[STUDY MATERIAL]

- - -

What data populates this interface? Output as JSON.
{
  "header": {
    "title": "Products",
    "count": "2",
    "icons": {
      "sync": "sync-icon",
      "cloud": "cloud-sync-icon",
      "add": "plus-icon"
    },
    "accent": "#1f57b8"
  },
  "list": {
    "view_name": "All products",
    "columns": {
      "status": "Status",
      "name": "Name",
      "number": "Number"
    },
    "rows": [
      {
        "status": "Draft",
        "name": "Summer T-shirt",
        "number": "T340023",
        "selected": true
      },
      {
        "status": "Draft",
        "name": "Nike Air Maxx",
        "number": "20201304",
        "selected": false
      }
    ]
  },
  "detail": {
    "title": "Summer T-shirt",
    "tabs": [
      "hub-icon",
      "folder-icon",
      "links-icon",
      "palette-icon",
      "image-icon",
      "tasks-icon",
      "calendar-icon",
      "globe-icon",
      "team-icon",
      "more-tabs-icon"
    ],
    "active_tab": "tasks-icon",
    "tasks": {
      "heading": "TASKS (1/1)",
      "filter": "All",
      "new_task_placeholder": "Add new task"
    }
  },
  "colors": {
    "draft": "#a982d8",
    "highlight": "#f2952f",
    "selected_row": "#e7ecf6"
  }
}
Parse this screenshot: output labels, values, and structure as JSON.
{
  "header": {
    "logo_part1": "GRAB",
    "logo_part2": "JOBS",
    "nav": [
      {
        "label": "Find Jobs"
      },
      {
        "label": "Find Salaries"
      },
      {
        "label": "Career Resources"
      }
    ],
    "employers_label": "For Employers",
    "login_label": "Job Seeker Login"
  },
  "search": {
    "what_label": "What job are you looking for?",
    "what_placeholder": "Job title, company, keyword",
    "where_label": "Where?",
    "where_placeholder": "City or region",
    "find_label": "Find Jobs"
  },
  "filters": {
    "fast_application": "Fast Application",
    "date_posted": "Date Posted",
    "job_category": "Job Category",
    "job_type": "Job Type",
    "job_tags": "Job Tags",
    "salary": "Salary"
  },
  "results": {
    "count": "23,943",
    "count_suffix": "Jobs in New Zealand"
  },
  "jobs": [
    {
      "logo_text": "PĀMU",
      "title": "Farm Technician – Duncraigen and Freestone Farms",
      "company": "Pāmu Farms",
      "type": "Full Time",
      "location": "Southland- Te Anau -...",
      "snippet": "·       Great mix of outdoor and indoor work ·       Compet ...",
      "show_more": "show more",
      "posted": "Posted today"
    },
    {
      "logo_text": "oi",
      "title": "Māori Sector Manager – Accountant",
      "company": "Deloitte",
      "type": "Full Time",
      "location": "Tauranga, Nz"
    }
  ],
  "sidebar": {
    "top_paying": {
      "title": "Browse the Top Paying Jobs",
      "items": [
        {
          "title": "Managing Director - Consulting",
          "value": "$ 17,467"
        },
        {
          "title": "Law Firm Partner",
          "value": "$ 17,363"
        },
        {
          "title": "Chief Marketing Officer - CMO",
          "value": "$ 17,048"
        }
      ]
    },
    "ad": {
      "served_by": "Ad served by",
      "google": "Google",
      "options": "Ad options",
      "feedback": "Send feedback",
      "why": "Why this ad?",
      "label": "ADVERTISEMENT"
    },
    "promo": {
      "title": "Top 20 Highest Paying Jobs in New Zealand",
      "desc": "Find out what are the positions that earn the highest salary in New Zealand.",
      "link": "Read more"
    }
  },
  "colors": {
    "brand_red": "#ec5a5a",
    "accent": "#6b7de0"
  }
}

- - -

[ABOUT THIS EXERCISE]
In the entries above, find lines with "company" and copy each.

[OUTPUT FOR THIS EXERCISE]
    "what_placeholder": "Job title, company, keyword",
      "company": "Pāmu Farms",
      "company": "Deloitte",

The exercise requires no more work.